A compelling hand-colored aquatint with etching by Karl Bodmer, illustrating an important ceremonial dance of the Mandan tribe, produced for the first edition of Prince Maximilian's Travels in the Interior of North America.
This is one of the best-known images produced from Bodmer's travels with Prince Maximilian of Wied-Neuwied, a German explorer with whom he undertook a voyage up the Missouri River between 1832 and 1834. As part of their expedition, they documented and observed the Mandan people, an indigenous tribe of the Great Plains. This print captures a sacred Mandan Buffalo Bull Society ritual, which they witnessed on April 9, 1834, at Fort Clark.
The composition of the tableau is noteworthy for its complex interplay between empirical observation and artistic interpretation. Bodmer's depiction of the dance varies somewhat from Maximilian's account, suggesting that the ceremony's fast pace required a certain degree of post-event reconstruction. Despite this, the costumes' detailed representation aligns closely with Maximilian's description, as confirmed by Bodmer's studies of the costumes.
Bodmer's preparatory studies of individual figures and their attire, made five days before the event, are reflected in the accuracy of the costumes reproduced in the print. The central figure, for instance, mirrors the costume of the Leader of the Mandan Buffalo Bull Society from Bodmer's studies. The intricate shield designs and other elements also find faithful reproduction in the print.
This print's creation process is believed to have been a combination of direct observation, memory, and studio composition in Paris, aided perhaps by posed models. The tableau bears a striking contrast to a related work in the Baltimore Museum of Art, both in stylistic approach and intensity.
The historical and cultural context of the depicted event, combined with the distinct visual style and meticulous detail, make this print a valuable representation of Mandan culture as witnessed by European explorers in the early 19th century.
This is Ruud's 2nd of 4 states, the first state being an unobtainable rarity thought to have been produced in as few as three copies.
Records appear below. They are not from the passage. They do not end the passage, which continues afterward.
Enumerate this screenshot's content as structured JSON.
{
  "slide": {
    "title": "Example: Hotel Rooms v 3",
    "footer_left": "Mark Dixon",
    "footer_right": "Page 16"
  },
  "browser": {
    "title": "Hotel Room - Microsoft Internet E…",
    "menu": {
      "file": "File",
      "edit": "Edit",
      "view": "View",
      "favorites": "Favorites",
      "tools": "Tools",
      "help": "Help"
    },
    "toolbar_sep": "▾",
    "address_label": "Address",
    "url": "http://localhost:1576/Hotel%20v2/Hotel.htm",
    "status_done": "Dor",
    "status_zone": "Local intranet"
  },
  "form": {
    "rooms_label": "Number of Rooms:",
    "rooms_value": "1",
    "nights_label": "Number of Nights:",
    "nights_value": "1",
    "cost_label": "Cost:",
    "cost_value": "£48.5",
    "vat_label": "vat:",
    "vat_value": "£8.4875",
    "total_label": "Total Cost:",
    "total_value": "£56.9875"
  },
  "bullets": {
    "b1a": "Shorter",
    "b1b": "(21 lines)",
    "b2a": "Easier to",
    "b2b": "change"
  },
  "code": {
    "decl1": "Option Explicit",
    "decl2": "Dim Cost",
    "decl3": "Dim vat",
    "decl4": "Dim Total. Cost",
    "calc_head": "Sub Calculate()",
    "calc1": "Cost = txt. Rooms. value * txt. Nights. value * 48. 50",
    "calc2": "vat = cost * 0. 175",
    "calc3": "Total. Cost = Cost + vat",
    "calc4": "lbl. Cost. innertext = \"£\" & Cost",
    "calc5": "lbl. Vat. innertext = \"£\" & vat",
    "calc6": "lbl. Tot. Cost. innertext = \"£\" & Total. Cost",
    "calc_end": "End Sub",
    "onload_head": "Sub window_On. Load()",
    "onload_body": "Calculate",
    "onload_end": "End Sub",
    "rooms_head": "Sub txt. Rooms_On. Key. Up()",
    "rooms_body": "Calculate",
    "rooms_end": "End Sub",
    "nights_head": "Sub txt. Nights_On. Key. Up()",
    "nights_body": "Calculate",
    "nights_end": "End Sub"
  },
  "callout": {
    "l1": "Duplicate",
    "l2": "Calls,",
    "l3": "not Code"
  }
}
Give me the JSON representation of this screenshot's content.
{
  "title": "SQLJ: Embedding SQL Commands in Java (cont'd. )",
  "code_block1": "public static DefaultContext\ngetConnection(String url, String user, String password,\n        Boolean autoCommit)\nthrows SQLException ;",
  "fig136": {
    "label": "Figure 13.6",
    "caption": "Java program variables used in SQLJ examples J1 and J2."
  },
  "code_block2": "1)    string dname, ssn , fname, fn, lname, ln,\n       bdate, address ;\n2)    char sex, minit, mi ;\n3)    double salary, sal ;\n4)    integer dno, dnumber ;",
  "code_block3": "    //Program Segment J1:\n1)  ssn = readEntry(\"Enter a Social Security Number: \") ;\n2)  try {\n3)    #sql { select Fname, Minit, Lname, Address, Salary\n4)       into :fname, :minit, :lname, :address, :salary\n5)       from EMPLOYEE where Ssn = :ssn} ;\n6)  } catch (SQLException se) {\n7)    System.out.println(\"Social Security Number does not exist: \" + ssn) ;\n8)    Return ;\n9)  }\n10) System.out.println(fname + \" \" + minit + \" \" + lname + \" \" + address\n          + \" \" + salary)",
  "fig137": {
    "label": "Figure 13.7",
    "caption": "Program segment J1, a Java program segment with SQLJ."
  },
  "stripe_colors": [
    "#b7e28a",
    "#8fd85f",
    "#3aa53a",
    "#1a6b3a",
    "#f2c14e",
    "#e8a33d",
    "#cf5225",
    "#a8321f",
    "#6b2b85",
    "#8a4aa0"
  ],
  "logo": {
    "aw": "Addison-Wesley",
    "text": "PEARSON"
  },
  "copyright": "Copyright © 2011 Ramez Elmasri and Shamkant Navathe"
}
Chardon ainé et Aze is recognized as the printed. Bougeard is listed as the printer in the first and third states. The reason for this back-and-forth is undetermined.